The ease-out animation is the opposite of ease-in. Instead of starting slow and speeding up, the ease-out timing starts off fast and slows down till the animated value is reached. This timing function provides the user with a cue that draws their attention to the initial change and gives an emphasis to the start of the animation and less to the ending.


The ease-in-out timing function starts off slowly, accelerates in the middle, and then slows down again towards the end. This animation, much like its name describes, is a combination between ease-in and ease-out. The cue provided with ease-in-out gives more emphasis on the middle of the animation and less towards the beginning and ending.

Using SC.View#animate:

Adding animations to an existing application

TODO: Here we can have a developer grab an existing application from git and add the animations to the app. By having the developer use an existing application allows us to walk a developer through with minimal distraction and adds an emphasis to the topic at hand… animations.

Example animation one: animating buttons on a navigation menu

TODO: Here we will focus only on the animations part of our application and could have a link to the demo (hosted on strobe of course). The code example shown in the guides will only be the animations.

Example animation two: animating views for touch enabled devices

TODO: We would like to show how to use animations with touch enabled devices, such as a drill down listview for mobile devices or for a tablets navigation menu and navigating through views with a swipe on a tablet.

Example animation three: using animation in a 3d plane

TODO: Here we can have some fun and introduce the developer to animating on a 3d plane.
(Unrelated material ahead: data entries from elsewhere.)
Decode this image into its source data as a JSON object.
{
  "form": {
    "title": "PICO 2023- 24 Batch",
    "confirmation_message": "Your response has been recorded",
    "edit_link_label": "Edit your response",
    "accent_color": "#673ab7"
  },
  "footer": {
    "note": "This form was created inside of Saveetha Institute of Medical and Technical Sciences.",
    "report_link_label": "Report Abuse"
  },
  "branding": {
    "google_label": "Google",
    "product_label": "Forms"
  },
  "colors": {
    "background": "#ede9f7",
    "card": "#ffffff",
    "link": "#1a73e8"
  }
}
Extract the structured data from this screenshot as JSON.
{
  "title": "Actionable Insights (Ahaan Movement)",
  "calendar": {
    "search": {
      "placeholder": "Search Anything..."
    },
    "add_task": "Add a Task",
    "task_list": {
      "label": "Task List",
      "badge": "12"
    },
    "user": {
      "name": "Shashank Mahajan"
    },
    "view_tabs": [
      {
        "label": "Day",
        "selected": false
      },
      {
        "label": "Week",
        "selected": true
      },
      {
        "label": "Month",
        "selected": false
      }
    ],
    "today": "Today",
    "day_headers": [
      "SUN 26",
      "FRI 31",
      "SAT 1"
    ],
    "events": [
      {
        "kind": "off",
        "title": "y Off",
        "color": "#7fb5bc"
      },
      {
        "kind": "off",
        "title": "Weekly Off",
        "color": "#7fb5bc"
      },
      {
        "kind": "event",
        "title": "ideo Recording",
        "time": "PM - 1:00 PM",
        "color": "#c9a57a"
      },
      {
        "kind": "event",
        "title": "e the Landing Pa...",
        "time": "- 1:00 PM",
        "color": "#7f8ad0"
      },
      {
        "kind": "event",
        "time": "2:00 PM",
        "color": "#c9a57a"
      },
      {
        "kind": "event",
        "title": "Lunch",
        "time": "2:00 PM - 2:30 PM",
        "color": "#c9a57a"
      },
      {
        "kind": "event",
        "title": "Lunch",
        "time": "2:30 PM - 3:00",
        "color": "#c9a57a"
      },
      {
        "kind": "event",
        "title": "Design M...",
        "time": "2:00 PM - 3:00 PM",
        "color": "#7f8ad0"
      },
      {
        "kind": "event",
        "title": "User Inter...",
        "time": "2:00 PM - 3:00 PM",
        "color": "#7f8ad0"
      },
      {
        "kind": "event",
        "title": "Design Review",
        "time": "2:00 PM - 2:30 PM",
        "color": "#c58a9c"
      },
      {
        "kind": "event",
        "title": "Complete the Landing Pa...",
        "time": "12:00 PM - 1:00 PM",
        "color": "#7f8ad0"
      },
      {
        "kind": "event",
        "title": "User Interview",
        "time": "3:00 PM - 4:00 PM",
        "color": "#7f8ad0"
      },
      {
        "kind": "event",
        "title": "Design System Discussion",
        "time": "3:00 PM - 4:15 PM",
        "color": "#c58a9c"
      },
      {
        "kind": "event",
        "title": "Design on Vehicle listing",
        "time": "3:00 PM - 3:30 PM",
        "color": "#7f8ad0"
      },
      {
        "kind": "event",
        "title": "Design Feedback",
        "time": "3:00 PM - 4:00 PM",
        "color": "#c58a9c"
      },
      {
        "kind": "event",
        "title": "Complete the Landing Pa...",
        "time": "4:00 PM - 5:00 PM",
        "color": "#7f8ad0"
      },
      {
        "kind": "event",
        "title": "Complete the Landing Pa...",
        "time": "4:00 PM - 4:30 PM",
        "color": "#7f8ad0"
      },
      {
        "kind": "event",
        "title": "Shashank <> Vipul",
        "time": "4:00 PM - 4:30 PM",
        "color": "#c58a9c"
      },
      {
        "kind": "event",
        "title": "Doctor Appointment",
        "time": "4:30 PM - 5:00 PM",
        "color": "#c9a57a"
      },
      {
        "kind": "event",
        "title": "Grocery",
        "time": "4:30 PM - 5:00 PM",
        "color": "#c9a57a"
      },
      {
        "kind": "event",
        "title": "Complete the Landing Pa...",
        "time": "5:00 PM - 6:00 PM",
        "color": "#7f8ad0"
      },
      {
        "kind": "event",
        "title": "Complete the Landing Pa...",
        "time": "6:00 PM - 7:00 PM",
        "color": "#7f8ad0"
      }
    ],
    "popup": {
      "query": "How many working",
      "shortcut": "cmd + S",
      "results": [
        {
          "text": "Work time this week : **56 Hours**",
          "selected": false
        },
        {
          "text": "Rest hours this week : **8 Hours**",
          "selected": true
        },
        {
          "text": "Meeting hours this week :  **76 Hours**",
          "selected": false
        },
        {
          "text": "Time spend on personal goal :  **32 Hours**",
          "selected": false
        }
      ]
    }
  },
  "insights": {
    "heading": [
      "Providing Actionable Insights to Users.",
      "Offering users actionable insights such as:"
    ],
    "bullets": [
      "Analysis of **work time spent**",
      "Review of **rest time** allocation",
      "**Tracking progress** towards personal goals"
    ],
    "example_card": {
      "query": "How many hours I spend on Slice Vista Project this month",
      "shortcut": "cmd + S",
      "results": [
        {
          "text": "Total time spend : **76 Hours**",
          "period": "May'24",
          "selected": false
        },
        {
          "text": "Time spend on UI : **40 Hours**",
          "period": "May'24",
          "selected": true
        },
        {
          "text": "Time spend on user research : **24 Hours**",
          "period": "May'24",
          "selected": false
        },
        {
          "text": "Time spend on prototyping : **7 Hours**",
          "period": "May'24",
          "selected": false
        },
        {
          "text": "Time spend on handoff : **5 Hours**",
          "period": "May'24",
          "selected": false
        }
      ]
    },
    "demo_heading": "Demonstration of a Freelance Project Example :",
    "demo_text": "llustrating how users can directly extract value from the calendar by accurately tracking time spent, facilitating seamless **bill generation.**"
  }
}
This part of animations is great for creating splash pages, and ads.